COVID has changed the Clinical Research landscape…for ever, and with many benefits. Thursday morning and Day 4 of the ARCS Summit and topic A4 is “COVID-19 – from pandemic to the new research normal through policy and standards”.

KEY POINTS:


COVID

has created the opportunity to do things differently, especially around policy and procedures.


Previously there was resistance

to initiatives and the pandemic has allowed us to push ahead.


All the States have been working collaboratively

and quickly to work on a national statement to provide guidance to sites and industry.


Tele-trials

have been discussed for some time, and the pandemic has fast-tracked its adoption, especially to support regional, rural and remote areas (with a government grant of $125 mil-lion over 5 years).


Other COVID related advances

include E-signatures; E-consents; Remote monitoring, National Tele-trials SOPs.


Predictions

are that Australia will be a highly sought after location for trials in the coming year as northern hemisphere countries contend with a high second wave of infections.


CONNECT TO THE SPEAKERS:
Antonio Penna
Melissa Hagan
Suzanne Hasthorpe
Daniela Caiazza
David Lloyd

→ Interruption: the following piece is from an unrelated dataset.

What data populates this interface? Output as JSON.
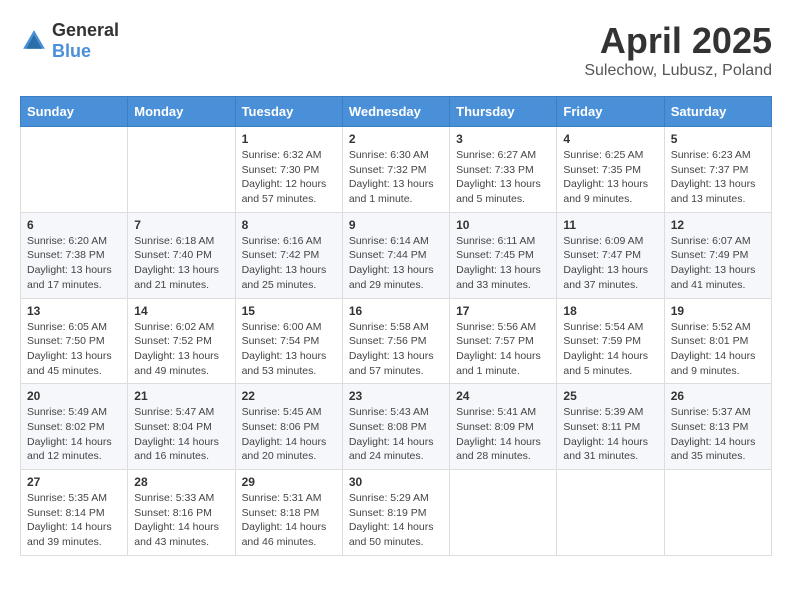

A5. COVID-19 pandemic – building resilience and sustainability in Australia (part 2)

Day 5 What are the important Clinical Research issues being addressed during COVID? Hear from industry leaders discuss: “COVID-19 pandemic – building resilience and sustainability in Australia”


Industry has played a pivotal in responding to the COVID pandemic and has been involved in a range of initiatives including:
  • The Medicines Shortages Working Group

  • Collaborating with local and international regulators to discuss supply chain issues

  • Involvement with industry associations to prepare industry responses to the pandemic

  • Crisis management and business continuity initiatives


Industry has been active in local vaccine trials -

has ensured that local manufacturing continues to supply critical medicines; has managed risk in clinical trials; & has ensured continuity of care.


COVID has brought great change

that would otherwise have taken years to be implemented. Collaboration, and the building of trust, across industry has increased, and the challenge is how this can be harnessed in the future.


The innovations developed

will position Australia as a preferred place to undertake clinical research.


CONNECT TO THE SPEAKERS
Ian Adams
Megan Ford
Susie Nilsson
Anne Woollett